### Problem description
Each entry below is to be returned exactly, with any pictures left out.

### Material provided
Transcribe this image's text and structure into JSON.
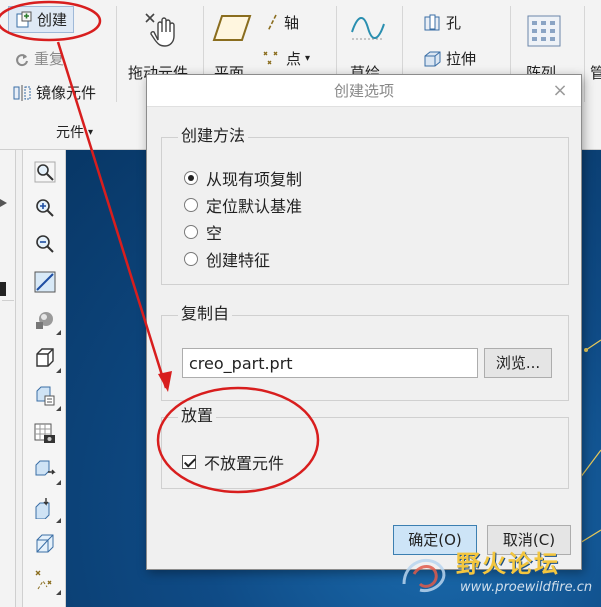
{
  "ribbon": {
    "create_label": "创建",
    "redo_label": "重复",
    "mirror_label": "镜像元件",
    "drag_label": "拖动元件",
    "plane_label": "平面",
    "axis_label": "轴",
    "point_label": "点",
    "sketch_label": "草绘",
    "hole_label": "孔",
    "extrude_label": "拉伸",
    "pattern_label": "阵列",
    "right_cut_label": "管",
    "group_components_label": "元件"
  },
  "dialog": {
    "title": "创建选项",
    "method": {
      "legend": "创建方法",
      "options": [
        "从现有项复制",
        "定位默认基准",
        "空",
        "创建特征"
      ],
      "selected_index": 0
    },
    "copy_from": {
      "legend": "复制自",
      "file_value": "creo_part.prt",
      "browse_label": "浏览..."
    },
    "placement": {
      "legend": "放置",
      "no_place_label": "不放置元件",
      "no_place_checked": true
    },
    "ok_label": "确定(O)",
    "cancel_label": "取消(C)"
  },
  "watermark": {
    "title": "野火论坛",
    "url": "www.proewildfire.cn"
  },
  "colors": {
    "annotation": "#d81e1e",
    "viewport": "#0f4b86",
    "ok_button": "#cde4f7",
    "watermark": "#f3c63f"
  }
}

### Answer to the problem
Transcribe this image's text and structure into JSON.
{
  "ribbon": {
    "create_label": "创建",
    "redo_label": "重复",
    "mirror_label": "镜像元件",
    "drag_label": "拖动元件",
    "plane_label": "平面",
    "axis_label": "轴",
    "point_label": "点",
    "sketch_label": "草绘",
    "hole_label": "孔",
    "extrude_label": "拉伸",
    "pattern_label": "阵列",
    "right_cut_label": "管",
    "group_components_label": "元件"
  },
  "dialog": {
    "title": "创建选项",
    "method": {
      "legend": "创建方法",
      "options": [
        "从现有项复制",
        "定位默认基准",
        "空",
        "创建特征"
      ],
      "selected_index": 0
    },
    "copy_from": {
      "legend": "复制自",
      "file_value": "creo_part.prt",
      "browse_label": "浏览..."
    },
    "placement": {
      "legend": "放置",
      "no_place_label": "不放置元件",
      "no_place_checked": true
    },
    "ok_label": "确定(O)",
    "cancel_label": "取消(C)"
  },
  "watermark": {
    "title": "野火论坛",
    "url": "www.proewildfire.cn"
  },
  "colors": {
    "annotation": "#d81e1e",
    "viewport": "#0f4b86",
    "ok_button": "#cde4f7",
    "watermark": "#f3c63f"
  }
}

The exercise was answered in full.